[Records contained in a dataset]

------------------------------------------------------------------------

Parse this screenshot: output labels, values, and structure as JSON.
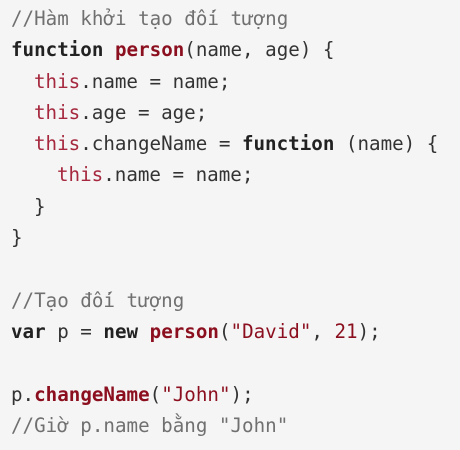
{
  "code": {
    "l1": {
      "comment": "//Hàm khởi tạo đối tượng"
    },
    "l2": {
      "kw": "function",
      "fn": "person",
      "rest": "(name, age) {"
    },
    "l3": {
      "this": "this",
      "rest": ".name = name;"
    },
    "l4": {
      "this": "this",
      "rest": ".age = age;"
    },
    "l5": {
      "this": "this",
      "mid": ".changeName = ",
      "kw": "function",
      "rest": " (name) {"
    },
    "l6": {
      "this": "this",
      "rest": ".name = name;"
    },
    "l7": {
      "text": "}"
    },
    "l8": {
      "text": "}"
    },
    "l10": {
      "comment": "//Tạo đối tượng"
    },
    "l11": {
      "kw1": "var",
      "mid1": " p = ",
      "kw2": "new",
      "sp": " ",
      "fn": "person",
      "open": "(",
      "str": "\"David\"",
      "comma": ", ",
      "num": "21",
      "close": ");"
    },
    "l13": {
      "obj": "p.",
      "fn": "changeName",
      "open": "(",
      "str": "\"John\"",
      "close": ");"
    },
    "l14": {
      "comment": "//Giờ p.name bằng \"John\""
    }
  }
}
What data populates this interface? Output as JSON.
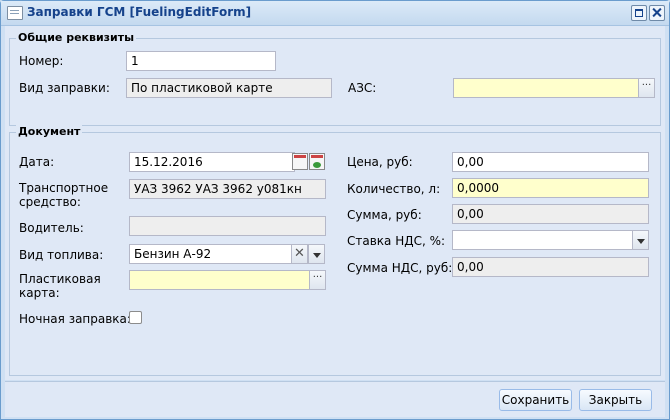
{
  "window": {
    "title": "Заправки ГСМ [FuelingEditForm]"
  },
  "general": {
    "legend": "Общие реквизиты",
    "number_label": "Номер:",
    "number_value": "1",
    "type_label": "Вид заправки:",
    "type_value": "По пластиковой карте",
    "azs_label": "АЗС:",
    "azs_value": ""
  },
  "document": {
    "legend": "Документ",
    "date_label": "Дата:",
    "date_value": "15.12.2016",
    "vehicle_label_1": "Транспортное",
    "vehicle_label_2": "средство:",
    "vehicle_value": "УАЗ 3962 УАЗ 3962 у081кн",
    "driver_label": "Водитель:",
    "driver_value": "",
    "fuel_label": "Вид топлива:",
    "fuel_value": "Бензин  А-92",
    "card_label_1": "Пластиковая",
    "card_label_2": "карта:",
    "card_value": "",
    "night_label": "Ночная заправка:",
    "night_checked": false,
    "price_label": "Цена, руб:",
    "price_value": "0,00",
    "qty_label": "Количество, л:",
    "qty_value": "0,0000",
    "sum_label": "Сумма, руб:",
    "sum_value": "0,00",
    "vat_rate_label": "Ставка НДС, %:",
    "vat_rate_value": "",
    "vat_sum_label": "Сумма НДС, руб:",
    "vat_sum_value": "0,00"
  },
  "footer": {
    "save_label": "Сохранить",
    "close_label": "Закрыть"
  },
  "colors": {
    "title_text": "#15428b",
    "required_bg": "#ffffcc",
    "readonly_bg": "#eeeeee",
    "panel_bg": "#dfe8f6"
  },
  "icons": [
    "form-icon",
    "maximize-icon",
    "close-icon",
    "ellipsis-icon",
    "calendar-icon",
    "calendar-refresh-icon",
    "clear-icon",
    "chevron-down-icon",
    "checkbox-icon"
  ]
}
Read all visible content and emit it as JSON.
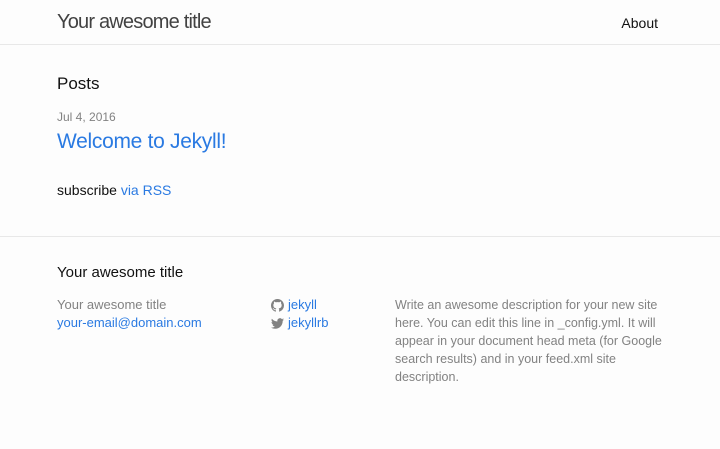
{
  "header": {
    "site_title": "Your awesome title",
    "nav": [
      {
        "label": "About"
      }
    ]
  },
  "main": {
    "heading": "Posts",
    "posts": [
      {
        "date": "Jul 4, 2016",
        "title": "Welcome to Jekyll!"
      }
    ],
    "subscribe_text": "subscribe",
    "rss_link": "via RSS"
  },
  "footer": {
    "heading": "Your awesome title",
    "col1": {
      "name": "Your awesome title",
      "email": "your-email@domain.com"
    },
    "social": [
      {
        "icon": "github-icon",
        "label": "jekyll"
      },
      {
        "icon": "twitter-icon",
        "label": "jekyllrb"
      }
    ],
    "description": "Write an awesome description for your new site here. You can edit this line in _config.yml. It will appear in your document head meta (for Google search results) and in your feed.xml site description."
  },
  "colors": {
    "link": "#2a7ae2",
    "muted": "#828282",
    "text": "#111111",
    "border": "#e8e8e8",
    "background": "#fdfdfd"
  }
}
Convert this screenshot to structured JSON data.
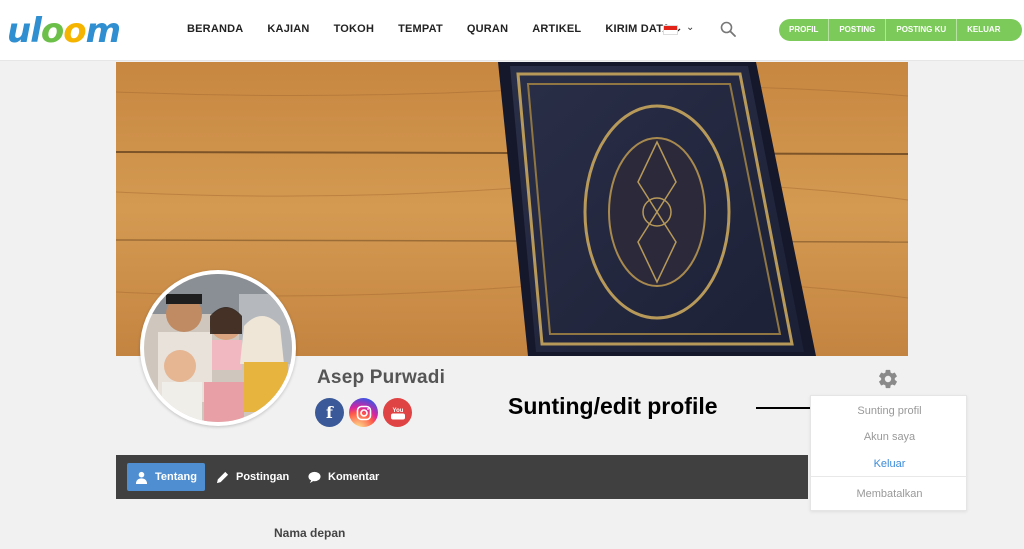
{
  "brand": {
    "logo_parts": [
      "u",
      "l",
      "oo",
      "m"
    ],
    "logo_colors": [
      "#2f8fd0",
      "#6cc04a",
      "#f4b400"
    ]
  },
  "nav": {
    "items": [
      "BERANDA",
      "KAJIAN",
      "TOKOH",
      "TEMPAT",
      "QURAN",
      "ARTIKEL",
      "KIRIM DATA"
    ],
    "language_flag": "indonesia-flag-icon"
  },
  "user_menu": {
    "items": [
      "PROFIL",
      "POSTING",
      "POSTING KU",
      "KELUAR"
    ],
    "color": "#7ccb5a"
  },
  "profile": {
    "name": "Asep Purwadi",
    "social": {
      "facebook": "f",
      "instagram": "instagram-icon",
      "youtube": "You"
    }
  },
  "annotation": {
    "text": "Sunting/edit profile"
  },
  "dropdown": {
    "items": [
      "Sunting profil",
      "Akun saya",
      "Keluar"
    ],
    "cancel": "Membatalkan"
  },
  "tabs": [
    {
      "label": "Tentang",
      "icon": "user-icon",
      "active": true
    },
    {
      "label": "Postingan",
      "icon": "pencil-icon",
      "active": false
    },
    {
      "label": "Komentar",
      "icon": "speech-bubble-icon",
      "active": false
    }
  ],
  "form": {
    "first_name_label": "Nama depan"
  },
  "colors": {
    "accent_blue": "#4e8ed1",
    "tab_bar": "#404040",
    "link_blue": "#3b8bd8"
  }
}
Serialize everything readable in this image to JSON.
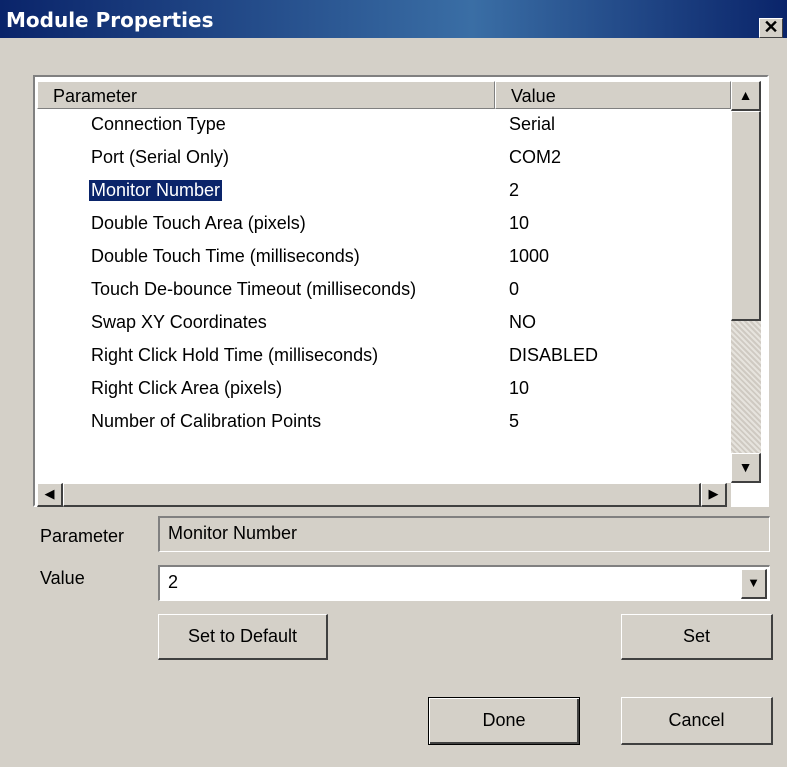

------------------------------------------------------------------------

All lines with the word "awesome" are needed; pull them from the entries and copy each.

    "site_title": "Your awesome title",
    "heading": "Your awesome title",
      "name": "Your awesome title",
    "description": "Write an awesome description for your new site here. You can edit this line in _config.yml. It will appear in your document head meta (for Google search results) and in your feed.xml site description."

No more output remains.